This self-feeling movement is about accepting, opening, do not resisting to long-repressed feelings. It is about embracing and self-experiencing our feelings in the present moment. It is about embracing the “colors” of life and getting back in touch with our feelings when they feel great, but especially when they feel not so good or even very difficult.
By “de-identification“, I mean breaking identification with the self. It is about getting distance and developing a witness perspective about yourself. You think also as being able to see yourself with the perspective of a neutral but loving third-person. Or moving from a perspective at the center of the map towards a perspective that is borderline of the map. In our framework, it means to add experiential clarity to what looked like a messy “self” before:
- move from situational-self towards having a situational experience;
- move from mental-self towards having a mental experience;
- move from the emotional-self towards having an emotional experience;
- move from the physical-self towards having a physical experience;
- move from the energetic-self towards having an energetic experience;

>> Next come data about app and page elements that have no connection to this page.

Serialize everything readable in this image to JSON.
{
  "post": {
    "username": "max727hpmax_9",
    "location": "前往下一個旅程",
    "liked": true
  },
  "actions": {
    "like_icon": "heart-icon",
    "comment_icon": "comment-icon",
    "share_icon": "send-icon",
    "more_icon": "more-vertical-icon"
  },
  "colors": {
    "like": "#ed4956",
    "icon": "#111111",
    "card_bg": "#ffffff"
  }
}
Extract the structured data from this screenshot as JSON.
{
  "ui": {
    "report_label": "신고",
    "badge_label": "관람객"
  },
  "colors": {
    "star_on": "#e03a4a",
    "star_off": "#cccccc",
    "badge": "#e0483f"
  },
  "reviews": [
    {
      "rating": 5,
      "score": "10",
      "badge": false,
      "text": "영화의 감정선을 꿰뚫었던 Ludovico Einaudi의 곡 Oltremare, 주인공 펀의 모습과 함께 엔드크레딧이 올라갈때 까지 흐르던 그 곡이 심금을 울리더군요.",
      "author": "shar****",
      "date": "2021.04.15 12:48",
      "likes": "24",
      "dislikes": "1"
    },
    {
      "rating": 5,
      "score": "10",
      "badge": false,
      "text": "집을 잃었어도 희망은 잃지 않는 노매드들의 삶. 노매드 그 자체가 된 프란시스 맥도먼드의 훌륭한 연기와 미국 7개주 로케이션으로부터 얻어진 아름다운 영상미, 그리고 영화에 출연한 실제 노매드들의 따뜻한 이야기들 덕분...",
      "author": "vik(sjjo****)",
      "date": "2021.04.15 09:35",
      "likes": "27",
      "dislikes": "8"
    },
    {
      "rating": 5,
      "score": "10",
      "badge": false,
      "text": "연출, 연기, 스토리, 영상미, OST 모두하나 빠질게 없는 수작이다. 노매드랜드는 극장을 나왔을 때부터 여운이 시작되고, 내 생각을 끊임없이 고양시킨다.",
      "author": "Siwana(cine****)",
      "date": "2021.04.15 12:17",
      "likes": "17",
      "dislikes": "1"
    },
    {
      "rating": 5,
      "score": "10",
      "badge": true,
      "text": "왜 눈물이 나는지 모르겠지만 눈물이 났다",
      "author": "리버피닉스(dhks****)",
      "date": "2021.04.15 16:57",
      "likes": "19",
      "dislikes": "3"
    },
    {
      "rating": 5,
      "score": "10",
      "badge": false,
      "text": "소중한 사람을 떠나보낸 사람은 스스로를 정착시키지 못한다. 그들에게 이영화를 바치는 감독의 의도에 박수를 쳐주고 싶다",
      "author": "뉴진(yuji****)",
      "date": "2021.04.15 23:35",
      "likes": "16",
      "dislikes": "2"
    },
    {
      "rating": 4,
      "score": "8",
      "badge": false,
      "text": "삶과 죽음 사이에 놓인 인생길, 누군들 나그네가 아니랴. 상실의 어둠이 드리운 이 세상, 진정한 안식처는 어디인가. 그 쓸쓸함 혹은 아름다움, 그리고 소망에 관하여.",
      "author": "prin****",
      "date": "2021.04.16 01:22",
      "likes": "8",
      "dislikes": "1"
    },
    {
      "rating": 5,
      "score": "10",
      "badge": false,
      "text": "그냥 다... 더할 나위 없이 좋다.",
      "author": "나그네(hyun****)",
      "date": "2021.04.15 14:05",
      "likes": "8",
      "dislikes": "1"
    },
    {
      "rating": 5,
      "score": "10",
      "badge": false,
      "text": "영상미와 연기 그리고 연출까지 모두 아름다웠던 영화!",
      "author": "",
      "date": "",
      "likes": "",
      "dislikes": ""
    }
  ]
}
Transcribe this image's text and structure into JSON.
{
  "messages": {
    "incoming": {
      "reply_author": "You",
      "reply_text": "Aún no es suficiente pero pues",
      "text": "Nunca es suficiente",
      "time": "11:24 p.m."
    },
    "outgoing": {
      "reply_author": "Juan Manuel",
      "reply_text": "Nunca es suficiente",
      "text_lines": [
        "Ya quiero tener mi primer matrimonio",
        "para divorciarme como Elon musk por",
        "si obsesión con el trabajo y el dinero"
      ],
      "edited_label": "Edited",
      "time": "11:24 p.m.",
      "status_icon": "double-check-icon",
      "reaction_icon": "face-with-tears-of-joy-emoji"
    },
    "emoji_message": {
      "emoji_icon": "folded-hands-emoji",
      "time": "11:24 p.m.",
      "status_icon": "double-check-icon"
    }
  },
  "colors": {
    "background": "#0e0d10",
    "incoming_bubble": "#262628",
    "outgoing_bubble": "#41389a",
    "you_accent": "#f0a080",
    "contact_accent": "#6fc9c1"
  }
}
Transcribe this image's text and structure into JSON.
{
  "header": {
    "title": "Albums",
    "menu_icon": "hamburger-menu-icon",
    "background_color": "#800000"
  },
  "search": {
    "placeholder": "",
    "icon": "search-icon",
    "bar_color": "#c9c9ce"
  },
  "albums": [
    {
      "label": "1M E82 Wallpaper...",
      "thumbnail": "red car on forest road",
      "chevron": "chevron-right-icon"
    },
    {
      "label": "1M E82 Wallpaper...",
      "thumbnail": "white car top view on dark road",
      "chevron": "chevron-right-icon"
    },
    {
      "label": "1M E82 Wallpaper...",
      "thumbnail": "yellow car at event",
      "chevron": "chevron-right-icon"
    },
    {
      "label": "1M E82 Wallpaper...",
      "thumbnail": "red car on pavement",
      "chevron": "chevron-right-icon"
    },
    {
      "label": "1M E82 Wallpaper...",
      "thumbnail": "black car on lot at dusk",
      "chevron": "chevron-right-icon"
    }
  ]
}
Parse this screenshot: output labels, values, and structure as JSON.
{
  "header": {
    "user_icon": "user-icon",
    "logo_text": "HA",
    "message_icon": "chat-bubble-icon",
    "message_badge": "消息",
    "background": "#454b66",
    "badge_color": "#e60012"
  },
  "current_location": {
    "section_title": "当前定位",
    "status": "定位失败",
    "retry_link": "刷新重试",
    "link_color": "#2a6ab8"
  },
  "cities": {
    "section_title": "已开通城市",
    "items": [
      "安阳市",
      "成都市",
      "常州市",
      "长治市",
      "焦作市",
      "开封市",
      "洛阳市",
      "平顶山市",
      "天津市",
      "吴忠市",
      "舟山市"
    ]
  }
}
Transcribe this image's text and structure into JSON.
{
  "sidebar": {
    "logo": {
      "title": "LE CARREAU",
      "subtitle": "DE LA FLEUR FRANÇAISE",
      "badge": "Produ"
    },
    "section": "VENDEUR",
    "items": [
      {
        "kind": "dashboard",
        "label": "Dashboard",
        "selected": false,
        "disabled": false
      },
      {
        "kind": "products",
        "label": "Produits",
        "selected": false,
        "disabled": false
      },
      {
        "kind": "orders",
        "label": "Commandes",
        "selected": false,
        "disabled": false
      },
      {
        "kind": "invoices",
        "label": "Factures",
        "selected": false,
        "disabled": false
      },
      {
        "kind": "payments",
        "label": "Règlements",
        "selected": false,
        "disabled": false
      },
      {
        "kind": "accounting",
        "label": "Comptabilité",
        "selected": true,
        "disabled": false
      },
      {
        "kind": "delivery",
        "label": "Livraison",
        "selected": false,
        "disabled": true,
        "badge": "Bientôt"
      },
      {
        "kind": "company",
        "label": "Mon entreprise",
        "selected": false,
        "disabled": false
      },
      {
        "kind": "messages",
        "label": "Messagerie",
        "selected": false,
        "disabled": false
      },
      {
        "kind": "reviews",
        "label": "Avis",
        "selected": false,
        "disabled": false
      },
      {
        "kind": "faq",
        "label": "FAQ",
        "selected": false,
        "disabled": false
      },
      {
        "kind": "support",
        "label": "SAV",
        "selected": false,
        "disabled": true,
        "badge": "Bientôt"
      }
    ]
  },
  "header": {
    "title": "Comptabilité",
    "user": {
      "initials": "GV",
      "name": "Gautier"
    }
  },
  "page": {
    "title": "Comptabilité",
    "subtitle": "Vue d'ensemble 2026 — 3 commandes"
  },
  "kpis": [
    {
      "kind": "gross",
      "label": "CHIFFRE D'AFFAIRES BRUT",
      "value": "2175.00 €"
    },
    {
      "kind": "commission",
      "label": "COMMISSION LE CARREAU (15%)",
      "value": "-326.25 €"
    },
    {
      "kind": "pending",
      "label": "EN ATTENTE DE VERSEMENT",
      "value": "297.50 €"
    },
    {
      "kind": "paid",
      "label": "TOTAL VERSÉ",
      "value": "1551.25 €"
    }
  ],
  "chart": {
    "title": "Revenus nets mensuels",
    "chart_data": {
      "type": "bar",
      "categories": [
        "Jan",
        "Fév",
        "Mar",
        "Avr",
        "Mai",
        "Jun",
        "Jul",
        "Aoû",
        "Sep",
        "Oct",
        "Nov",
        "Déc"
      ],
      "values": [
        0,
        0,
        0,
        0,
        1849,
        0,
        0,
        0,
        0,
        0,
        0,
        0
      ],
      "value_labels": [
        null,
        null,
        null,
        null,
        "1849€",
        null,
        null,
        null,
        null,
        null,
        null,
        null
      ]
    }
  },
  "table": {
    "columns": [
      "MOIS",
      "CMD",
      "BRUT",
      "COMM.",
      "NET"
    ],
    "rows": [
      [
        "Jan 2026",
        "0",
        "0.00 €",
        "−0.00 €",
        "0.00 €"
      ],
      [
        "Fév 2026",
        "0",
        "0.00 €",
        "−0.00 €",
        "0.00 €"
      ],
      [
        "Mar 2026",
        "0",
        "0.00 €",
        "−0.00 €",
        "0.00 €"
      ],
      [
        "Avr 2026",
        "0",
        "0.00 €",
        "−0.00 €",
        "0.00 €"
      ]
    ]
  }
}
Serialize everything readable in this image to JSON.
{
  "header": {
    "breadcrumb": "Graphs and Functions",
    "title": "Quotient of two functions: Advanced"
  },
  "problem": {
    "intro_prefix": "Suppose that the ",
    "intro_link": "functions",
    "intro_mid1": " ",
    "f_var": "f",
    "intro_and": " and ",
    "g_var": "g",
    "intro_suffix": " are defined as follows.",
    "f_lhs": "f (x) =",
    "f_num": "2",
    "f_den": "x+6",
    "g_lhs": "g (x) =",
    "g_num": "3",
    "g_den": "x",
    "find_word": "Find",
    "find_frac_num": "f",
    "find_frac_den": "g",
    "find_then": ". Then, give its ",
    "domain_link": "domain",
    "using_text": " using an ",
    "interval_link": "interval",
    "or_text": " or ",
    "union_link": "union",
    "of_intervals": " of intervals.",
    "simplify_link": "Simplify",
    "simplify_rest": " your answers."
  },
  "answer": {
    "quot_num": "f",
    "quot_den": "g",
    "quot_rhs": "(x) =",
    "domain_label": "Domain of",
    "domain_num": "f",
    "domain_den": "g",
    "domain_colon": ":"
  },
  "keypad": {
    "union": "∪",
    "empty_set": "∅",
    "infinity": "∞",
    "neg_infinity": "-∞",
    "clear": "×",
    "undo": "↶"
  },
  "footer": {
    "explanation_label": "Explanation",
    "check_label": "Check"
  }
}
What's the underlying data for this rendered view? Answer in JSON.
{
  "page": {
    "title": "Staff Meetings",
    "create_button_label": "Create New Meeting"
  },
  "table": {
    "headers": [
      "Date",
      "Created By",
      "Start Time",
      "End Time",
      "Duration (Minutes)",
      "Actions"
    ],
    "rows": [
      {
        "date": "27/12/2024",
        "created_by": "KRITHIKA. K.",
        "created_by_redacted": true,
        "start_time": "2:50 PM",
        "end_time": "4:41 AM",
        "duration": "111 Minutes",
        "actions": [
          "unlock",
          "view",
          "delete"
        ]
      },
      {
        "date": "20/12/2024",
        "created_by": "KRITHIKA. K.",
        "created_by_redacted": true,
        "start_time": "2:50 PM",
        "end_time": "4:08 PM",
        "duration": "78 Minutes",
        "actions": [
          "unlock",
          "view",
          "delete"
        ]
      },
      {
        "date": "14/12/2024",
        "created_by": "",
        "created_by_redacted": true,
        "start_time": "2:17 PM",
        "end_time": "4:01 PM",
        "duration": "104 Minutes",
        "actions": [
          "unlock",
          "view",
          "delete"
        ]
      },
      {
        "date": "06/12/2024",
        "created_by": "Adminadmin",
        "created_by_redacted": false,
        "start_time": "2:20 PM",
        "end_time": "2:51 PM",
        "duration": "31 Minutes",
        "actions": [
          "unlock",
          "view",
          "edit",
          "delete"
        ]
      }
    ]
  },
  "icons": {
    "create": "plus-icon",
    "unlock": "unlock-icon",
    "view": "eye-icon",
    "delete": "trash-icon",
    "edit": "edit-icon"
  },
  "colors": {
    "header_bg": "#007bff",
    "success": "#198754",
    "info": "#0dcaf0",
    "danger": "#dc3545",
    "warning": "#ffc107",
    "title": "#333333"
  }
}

- move from attention towards meta-attention (which is the attention that is aware of attention itself)
This de-identification can be summarized in a more generic movement: moving from existential to experiential. Instead of getting identified with everything that happens to you, you choose and practice to observe it as an experience that happen to you. So, this is also about choosing and practicing “not to take things personally”. Daniel Kahneman observation about the two selves, the experiencing-self and the remembering-self, will get full meaning for you.
When this movement consolidates, from a safe distance, we recognize with easiness the elements in the self in such a way that we “actually” know ourselves and we are ready to kick-off any self-management. Then, life becomes a stream of experiences that happen to you, and you stay calm while experiencing them with full agency to intervene and create change.
Also, this self-knowledge arrives with a deep intuition that everything inside also happens in others. We intuitively recognize that the richness of the landscape inside comes from our humanness, and we connect with easiness with the common humanity in all of us, in all human beings. Of course, there will be all types of flavors and sizes and colors and genders, but we intuitively know that we all share a basic, common experience. At the same time, we start to recognize that every action is actually an inter-action with the experiences outside.
Just in case it helps, let me finish by adding that journaling deeply helps in all this self-knowledge process. It could be a simple, traditional diary. Or it could be any of the intentional writing practices or trainings around, like “The Self Authoring Suite” proposal by Jordan B. Peterson, or the “Lifebook” proposal by Jon & Missy Butcher. The important thing to consider is that journaling is a key self-knowledge practice.
This last image illustrates, one by one, all the drawing, filling, coloring, opening, and de-identification that fully builds self-perception (or self-awareness, if you prefer the more classic wording) and self-knowledge. This sets the stage for the next movement “M2. Giving order, balance, and quality”.
But this will come in the next post of this series. At this point, I hope and wish that this reflection can help you as it helps me in my practice, my teachings, and in my journey.